Records from a collection:
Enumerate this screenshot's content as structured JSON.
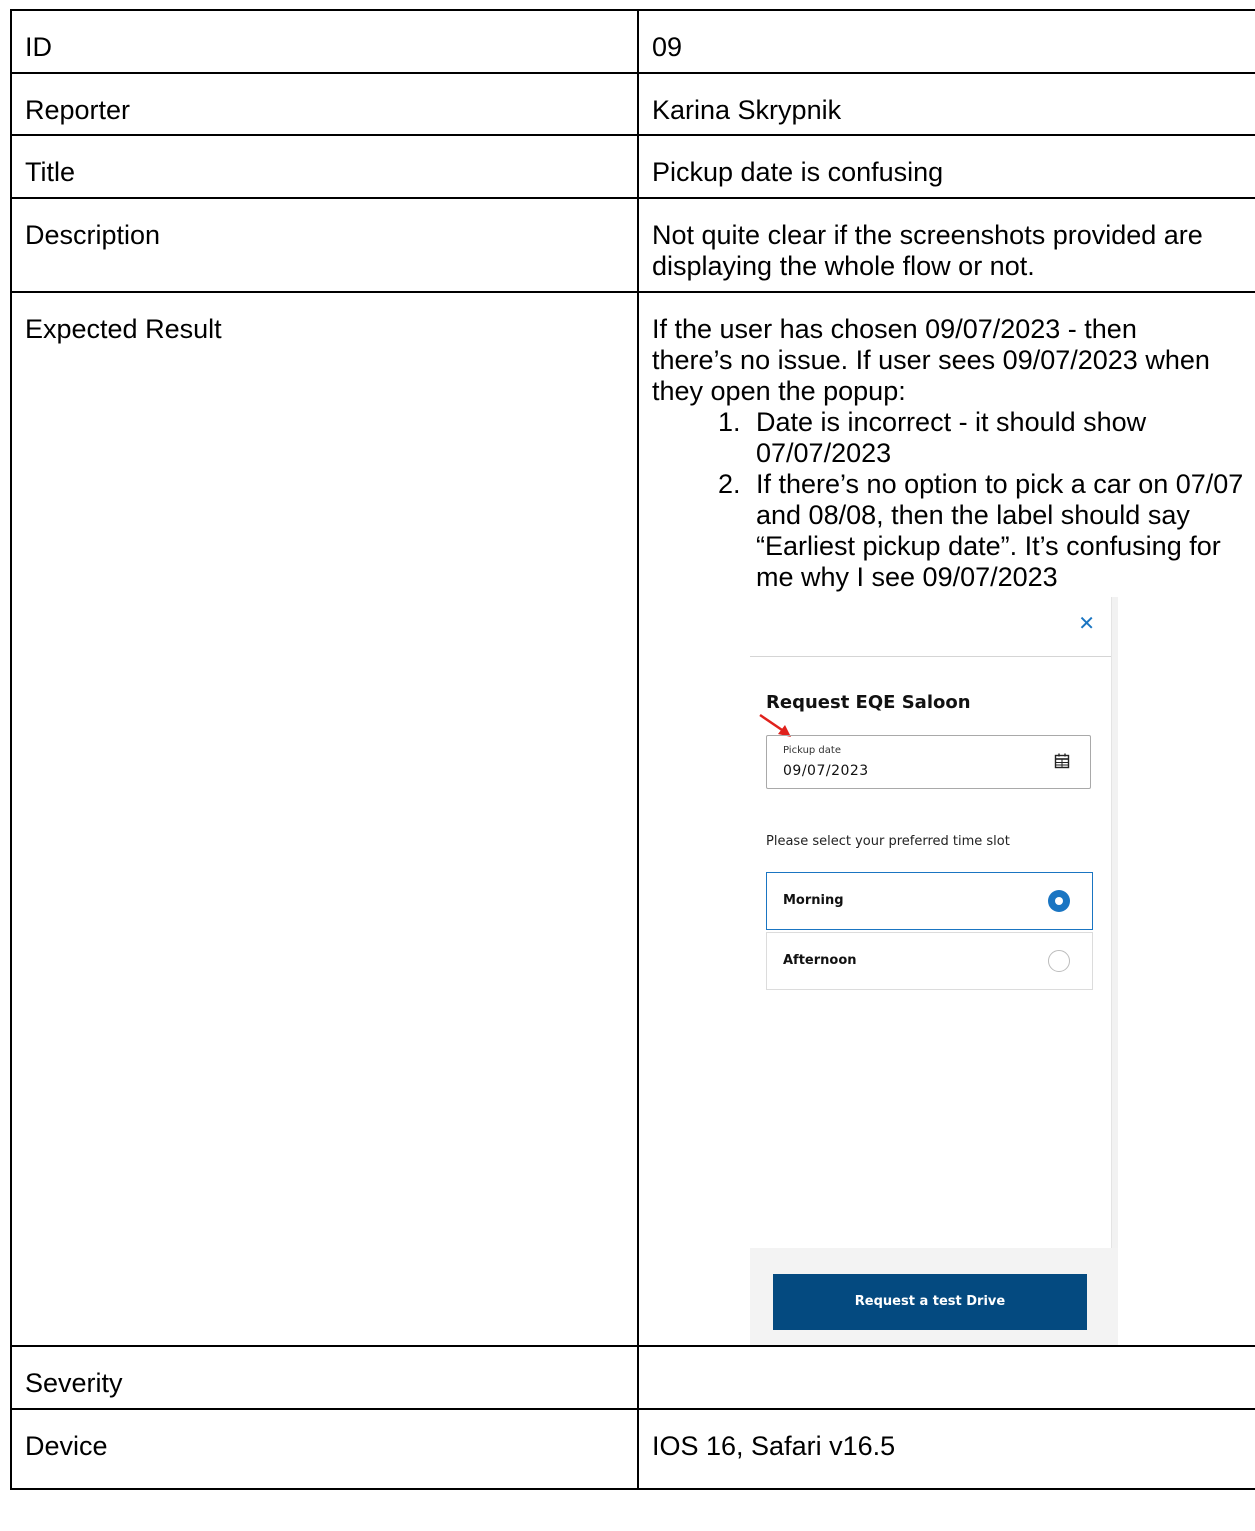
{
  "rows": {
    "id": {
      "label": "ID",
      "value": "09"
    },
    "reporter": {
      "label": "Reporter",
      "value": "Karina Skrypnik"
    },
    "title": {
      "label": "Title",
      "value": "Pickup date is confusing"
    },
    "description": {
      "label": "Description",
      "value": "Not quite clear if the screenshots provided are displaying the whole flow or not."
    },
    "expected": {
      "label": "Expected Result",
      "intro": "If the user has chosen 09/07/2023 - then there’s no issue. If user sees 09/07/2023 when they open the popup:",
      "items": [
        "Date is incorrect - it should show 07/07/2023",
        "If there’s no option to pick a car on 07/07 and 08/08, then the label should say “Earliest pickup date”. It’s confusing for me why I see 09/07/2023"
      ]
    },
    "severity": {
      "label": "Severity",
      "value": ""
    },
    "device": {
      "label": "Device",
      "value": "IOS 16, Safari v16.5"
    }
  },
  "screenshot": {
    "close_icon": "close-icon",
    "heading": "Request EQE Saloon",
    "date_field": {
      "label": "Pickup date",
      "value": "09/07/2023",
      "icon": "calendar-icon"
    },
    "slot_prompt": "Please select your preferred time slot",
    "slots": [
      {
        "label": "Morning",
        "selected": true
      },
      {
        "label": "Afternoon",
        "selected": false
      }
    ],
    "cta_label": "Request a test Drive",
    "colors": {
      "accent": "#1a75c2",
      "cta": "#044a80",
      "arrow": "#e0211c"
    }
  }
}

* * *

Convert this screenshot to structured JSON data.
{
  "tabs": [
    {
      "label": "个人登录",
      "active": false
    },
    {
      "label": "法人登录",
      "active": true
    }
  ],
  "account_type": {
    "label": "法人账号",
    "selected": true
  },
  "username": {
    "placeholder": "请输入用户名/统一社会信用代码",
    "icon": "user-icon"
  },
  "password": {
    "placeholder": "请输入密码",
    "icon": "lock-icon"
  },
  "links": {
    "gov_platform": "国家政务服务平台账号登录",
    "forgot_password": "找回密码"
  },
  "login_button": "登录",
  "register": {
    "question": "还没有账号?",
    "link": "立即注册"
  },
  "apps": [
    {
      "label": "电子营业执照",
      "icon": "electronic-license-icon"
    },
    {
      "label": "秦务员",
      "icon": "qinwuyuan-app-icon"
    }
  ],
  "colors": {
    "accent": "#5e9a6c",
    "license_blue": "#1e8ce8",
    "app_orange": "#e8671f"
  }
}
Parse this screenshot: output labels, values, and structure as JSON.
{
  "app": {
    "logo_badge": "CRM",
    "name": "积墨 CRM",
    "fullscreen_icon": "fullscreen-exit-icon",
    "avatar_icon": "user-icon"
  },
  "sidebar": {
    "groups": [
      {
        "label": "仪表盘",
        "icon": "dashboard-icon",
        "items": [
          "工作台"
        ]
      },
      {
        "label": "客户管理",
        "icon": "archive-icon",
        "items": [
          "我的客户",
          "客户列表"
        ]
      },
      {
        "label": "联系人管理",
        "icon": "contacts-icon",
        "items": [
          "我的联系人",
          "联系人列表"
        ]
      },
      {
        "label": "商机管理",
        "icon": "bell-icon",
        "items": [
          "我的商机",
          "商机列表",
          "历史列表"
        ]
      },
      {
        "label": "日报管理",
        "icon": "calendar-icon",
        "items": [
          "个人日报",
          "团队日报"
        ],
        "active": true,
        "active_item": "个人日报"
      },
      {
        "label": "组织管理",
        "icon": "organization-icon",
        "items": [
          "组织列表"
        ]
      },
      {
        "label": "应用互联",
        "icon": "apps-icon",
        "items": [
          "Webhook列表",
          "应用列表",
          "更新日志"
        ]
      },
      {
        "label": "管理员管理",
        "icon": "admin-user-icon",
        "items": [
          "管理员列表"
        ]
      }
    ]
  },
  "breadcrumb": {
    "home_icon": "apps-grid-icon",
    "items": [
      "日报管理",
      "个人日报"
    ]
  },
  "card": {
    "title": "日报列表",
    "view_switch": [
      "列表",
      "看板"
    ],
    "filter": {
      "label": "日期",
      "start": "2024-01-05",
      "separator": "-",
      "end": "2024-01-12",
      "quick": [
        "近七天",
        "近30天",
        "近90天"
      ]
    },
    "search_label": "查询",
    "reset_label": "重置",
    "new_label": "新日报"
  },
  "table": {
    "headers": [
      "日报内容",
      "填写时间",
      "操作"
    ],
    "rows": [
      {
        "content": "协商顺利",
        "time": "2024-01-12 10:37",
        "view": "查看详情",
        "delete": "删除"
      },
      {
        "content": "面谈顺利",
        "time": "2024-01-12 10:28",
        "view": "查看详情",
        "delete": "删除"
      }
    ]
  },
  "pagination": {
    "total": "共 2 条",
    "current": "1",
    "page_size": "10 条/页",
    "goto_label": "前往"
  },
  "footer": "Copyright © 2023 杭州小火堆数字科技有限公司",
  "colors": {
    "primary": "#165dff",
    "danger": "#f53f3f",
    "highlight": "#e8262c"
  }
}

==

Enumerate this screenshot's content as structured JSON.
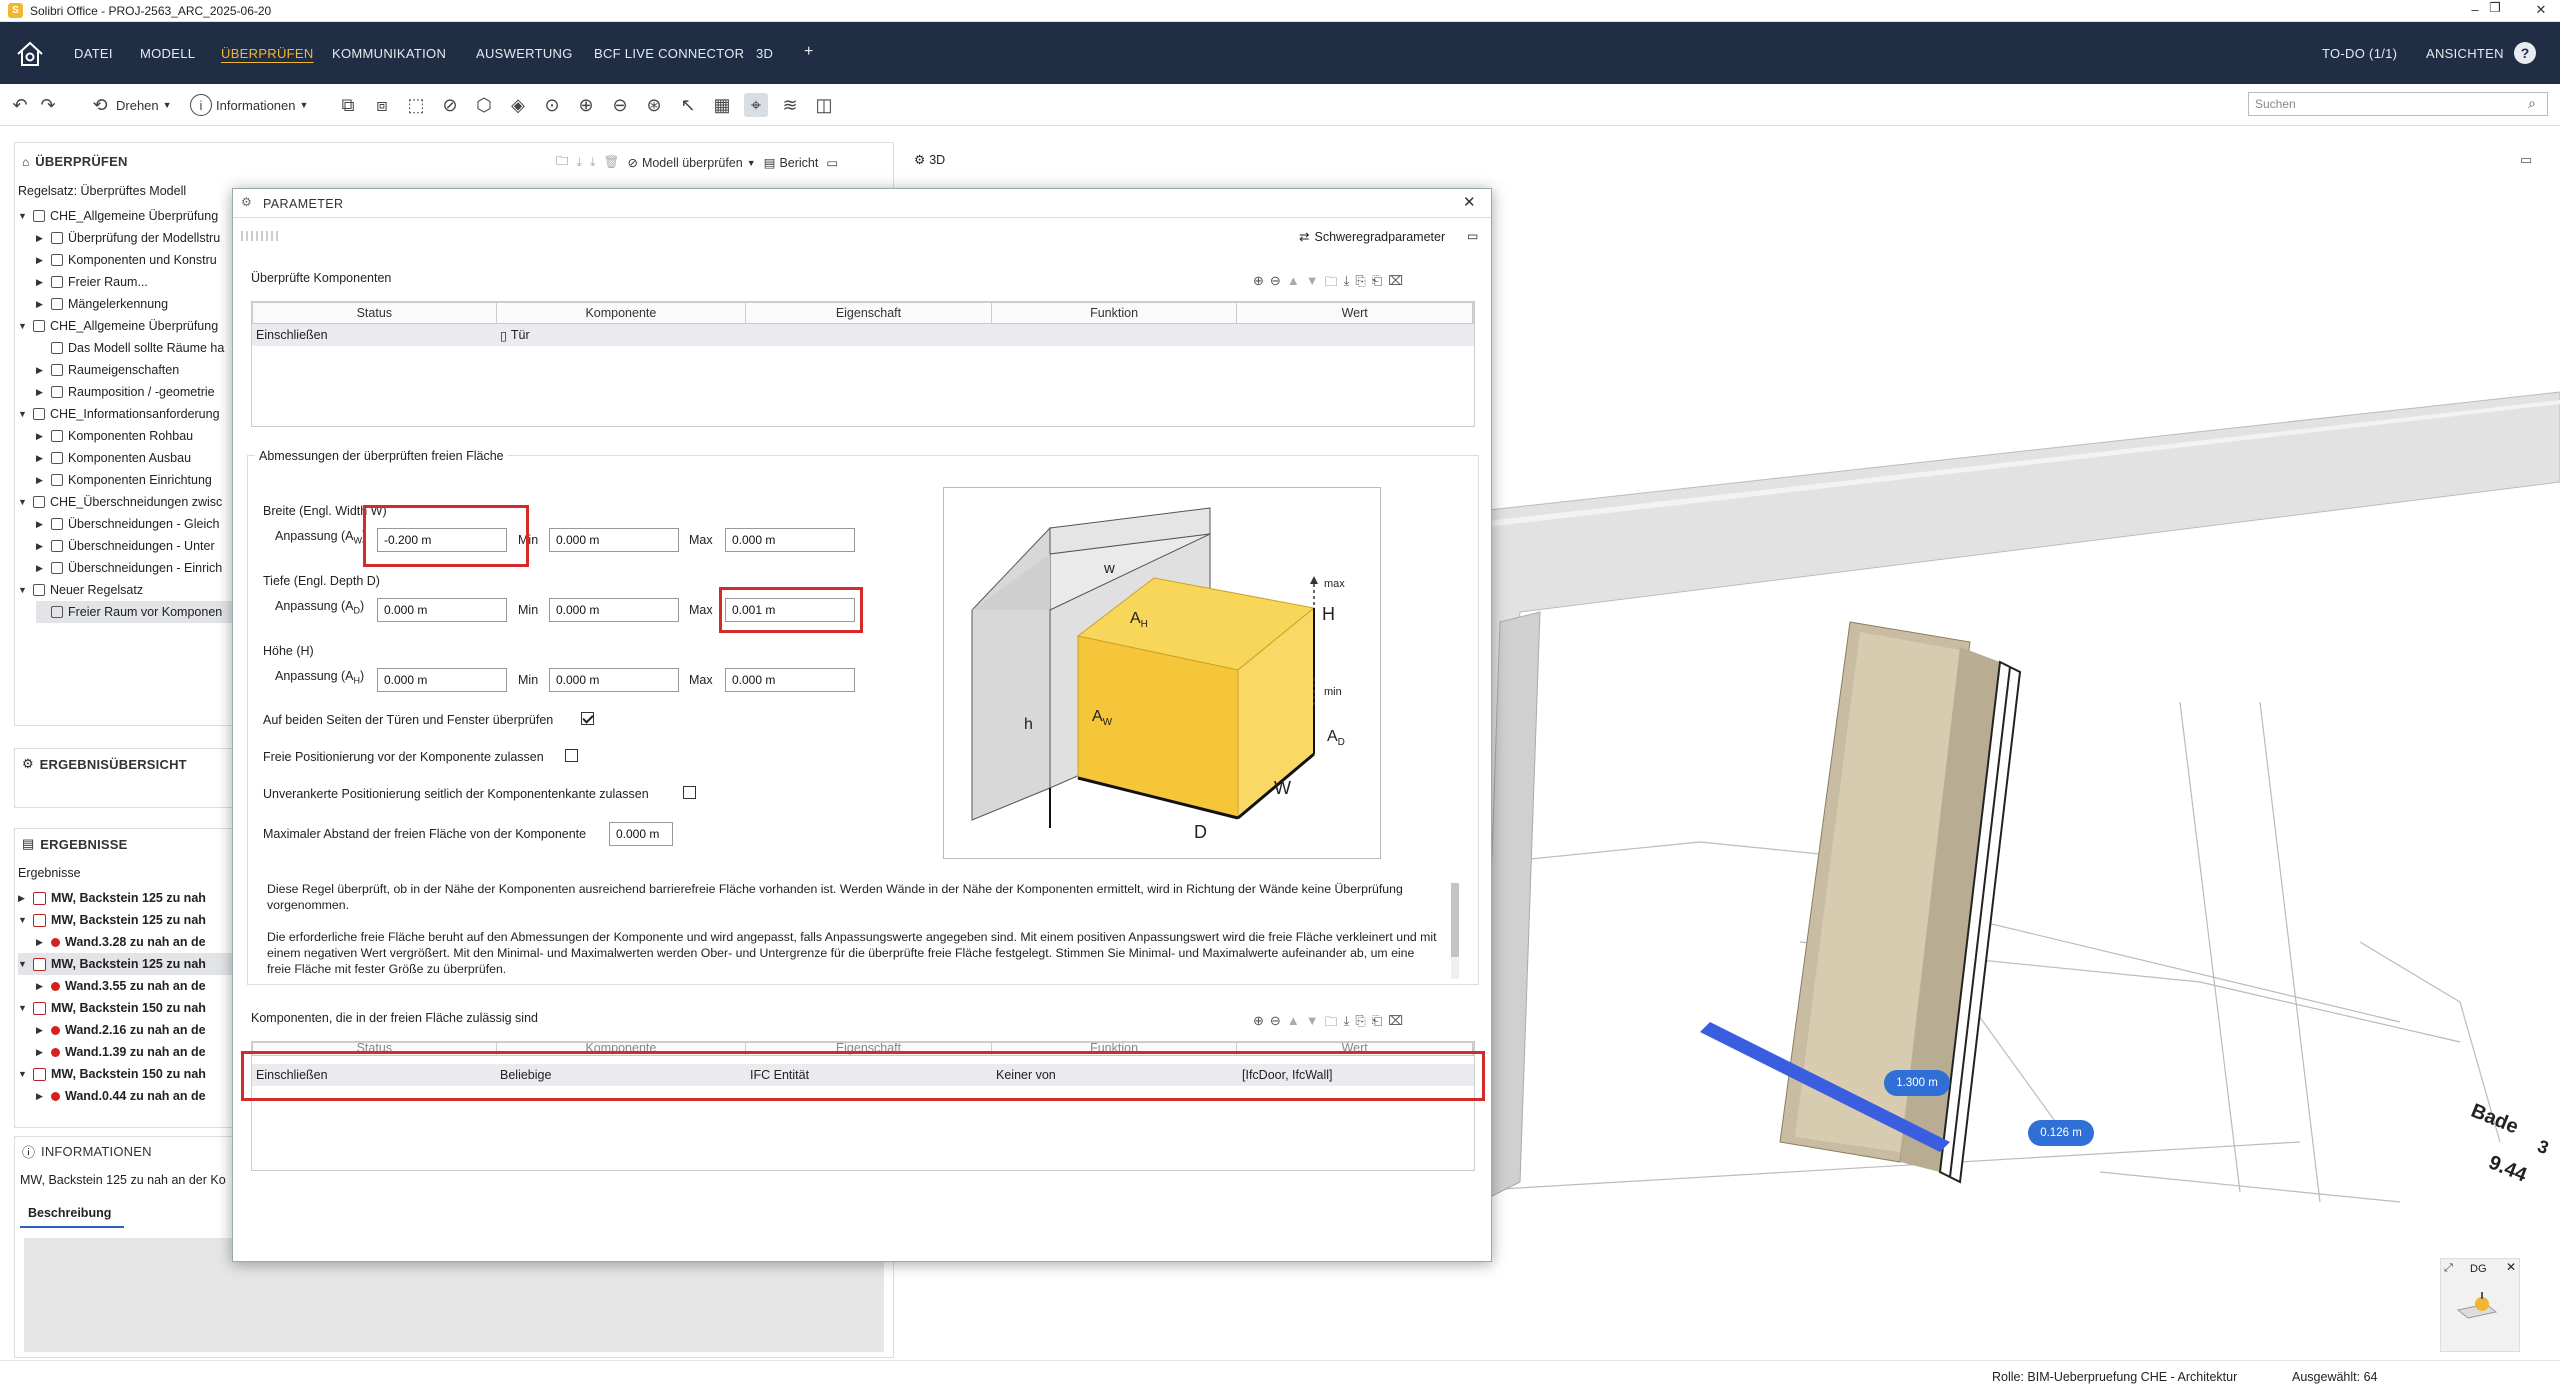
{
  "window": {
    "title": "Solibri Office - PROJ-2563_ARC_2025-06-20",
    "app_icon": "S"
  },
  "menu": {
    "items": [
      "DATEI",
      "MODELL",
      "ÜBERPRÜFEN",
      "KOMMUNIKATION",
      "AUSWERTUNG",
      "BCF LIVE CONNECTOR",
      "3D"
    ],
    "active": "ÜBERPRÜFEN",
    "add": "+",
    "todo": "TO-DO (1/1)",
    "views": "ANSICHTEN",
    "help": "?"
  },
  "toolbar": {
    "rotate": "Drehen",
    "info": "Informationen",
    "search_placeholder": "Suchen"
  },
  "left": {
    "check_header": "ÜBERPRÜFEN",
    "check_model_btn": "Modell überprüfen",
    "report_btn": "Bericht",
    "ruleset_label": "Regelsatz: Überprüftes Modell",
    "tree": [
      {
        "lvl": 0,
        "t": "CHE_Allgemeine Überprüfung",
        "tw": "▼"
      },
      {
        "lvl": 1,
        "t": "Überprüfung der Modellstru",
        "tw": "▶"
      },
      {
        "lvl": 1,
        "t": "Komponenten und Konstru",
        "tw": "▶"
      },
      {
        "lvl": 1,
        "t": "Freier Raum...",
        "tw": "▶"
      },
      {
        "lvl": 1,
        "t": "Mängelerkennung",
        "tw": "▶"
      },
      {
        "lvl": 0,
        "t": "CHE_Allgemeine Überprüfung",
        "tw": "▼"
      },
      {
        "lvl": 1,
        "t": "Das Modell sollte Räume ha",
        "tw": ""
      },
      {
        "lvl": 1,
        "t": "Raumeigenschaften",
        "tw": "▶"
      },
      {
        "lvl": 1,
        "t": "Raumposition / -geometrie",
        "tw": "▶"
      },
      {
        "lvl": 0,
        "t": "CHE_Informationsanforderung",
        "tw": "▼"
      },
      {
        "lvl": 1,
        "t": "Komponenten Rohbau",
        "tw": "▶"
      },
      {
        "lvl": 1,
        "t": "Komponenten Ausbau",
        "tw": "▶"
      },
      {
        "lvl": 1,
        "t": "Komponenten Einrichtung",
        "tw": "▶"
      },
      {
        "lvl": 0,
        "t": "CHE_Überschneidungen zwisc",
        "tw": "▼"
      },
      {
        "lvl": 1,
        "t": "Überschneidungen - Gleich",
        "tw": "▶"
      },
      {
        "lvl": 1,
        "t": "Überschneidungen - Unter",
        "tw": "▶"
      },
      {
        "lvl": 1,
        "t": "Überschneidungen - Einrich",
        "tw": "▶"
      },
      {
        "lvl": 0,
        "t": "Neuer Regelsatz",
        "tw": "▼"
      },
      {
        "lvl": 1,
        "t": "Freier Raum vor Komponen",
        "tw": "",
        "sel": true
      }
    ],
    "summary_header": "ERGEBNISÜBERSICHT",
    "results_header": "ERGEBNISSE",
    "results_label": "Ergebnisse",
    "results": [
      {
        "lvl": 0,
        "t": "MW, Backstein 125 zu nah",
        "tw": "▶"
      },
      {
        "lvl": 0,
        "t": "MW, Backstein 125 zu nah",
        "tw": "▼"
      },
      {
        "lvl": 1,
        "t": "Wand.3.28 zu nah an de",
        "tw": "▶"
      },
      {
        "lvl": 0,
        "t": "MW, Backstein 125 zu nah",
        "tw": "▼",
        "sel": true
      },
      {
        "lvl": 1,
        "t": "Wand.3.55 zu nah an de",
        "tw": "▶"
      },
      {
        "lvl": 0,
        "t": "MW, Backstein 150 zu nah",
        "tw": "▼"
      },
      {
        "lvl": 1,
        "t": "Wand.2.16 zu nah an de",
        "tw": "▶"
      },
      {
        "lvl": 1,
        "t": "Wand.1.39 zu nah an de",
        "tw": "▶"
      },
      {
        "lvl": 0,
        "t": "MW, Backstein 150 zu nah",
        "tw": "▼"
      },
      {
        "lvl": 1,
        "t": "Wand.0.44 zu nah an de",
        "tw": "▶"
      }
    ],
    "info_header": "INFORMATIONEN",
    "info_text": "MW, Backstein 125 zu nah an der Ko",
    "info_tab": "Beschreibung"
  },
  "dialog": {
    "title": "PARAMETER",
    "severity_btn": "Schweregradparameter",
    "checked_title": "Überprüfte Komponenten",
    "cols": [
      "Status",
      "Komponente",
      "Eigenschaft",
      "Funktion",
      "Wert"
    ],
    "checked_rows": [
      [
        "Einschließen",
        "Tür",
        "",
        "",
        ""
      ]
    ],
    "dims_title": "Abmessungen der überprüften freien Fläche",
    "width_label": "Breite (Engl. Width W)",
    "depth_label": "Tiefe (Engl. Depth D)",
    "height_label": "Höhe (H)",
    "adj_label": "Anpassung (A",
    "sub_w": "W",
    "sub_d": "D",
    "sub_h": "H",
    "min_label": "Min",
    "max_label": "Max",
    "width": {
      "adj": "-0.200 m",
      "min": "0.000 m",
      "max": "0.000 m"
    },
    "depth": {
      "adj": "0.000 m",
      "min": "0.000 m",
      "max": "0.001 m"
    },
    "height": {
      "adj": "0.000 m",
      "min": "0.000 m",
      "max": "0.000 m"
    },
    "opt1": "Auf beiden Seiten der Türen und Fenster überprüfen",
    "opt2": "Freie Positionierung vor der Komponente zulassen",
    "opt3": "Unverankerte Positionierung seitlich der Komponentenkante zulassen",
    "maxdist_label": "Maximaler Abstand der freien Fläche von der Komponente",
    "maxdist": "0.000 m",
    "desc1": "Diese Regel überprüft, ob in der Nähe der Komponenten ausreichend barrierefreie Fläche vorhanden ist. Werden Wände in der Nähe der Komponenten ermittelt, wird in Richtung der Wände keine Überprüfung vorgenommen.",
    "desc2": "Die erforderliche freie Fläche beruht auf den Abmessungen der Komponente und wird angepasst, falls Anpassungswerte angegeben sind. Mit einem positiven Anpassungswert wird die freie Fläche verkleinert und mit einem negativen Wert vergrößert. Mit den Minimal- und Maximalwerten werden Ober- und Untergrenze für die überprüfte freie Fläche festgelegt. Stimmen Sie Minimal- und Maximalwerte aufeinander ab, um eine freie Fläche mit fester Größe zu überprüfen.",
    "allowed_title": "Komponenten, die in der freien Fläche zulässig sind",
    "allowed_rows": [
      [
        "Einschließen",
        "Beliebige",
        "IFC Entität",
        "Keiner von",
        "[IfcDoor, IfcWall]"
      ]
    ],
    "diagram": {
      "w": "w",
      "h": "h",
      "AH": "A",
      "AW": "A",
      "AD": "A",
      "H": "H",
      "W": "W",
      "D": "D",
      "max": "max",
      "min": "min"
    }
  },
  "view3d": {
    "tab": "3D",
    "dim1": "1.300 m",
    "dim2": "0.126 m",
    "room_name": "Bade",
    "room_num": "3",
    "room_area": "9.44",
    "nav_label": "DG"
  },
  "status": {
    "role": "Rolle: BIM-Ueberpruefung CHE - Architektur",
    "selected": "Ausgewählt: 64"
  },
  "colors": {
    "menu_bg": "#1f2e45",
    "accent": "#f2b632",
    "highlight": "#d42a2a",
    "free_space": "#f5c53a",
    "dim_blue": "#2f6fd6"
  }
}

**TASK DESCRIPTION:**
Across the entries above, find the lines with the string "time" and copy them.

**SOLUTION TO THE PROBLEM:**
    "slot_prompt": "Please select your preferred time slot",
        "time": "2024-01-12 10:37",
        "time": "2024-01-12 10:28",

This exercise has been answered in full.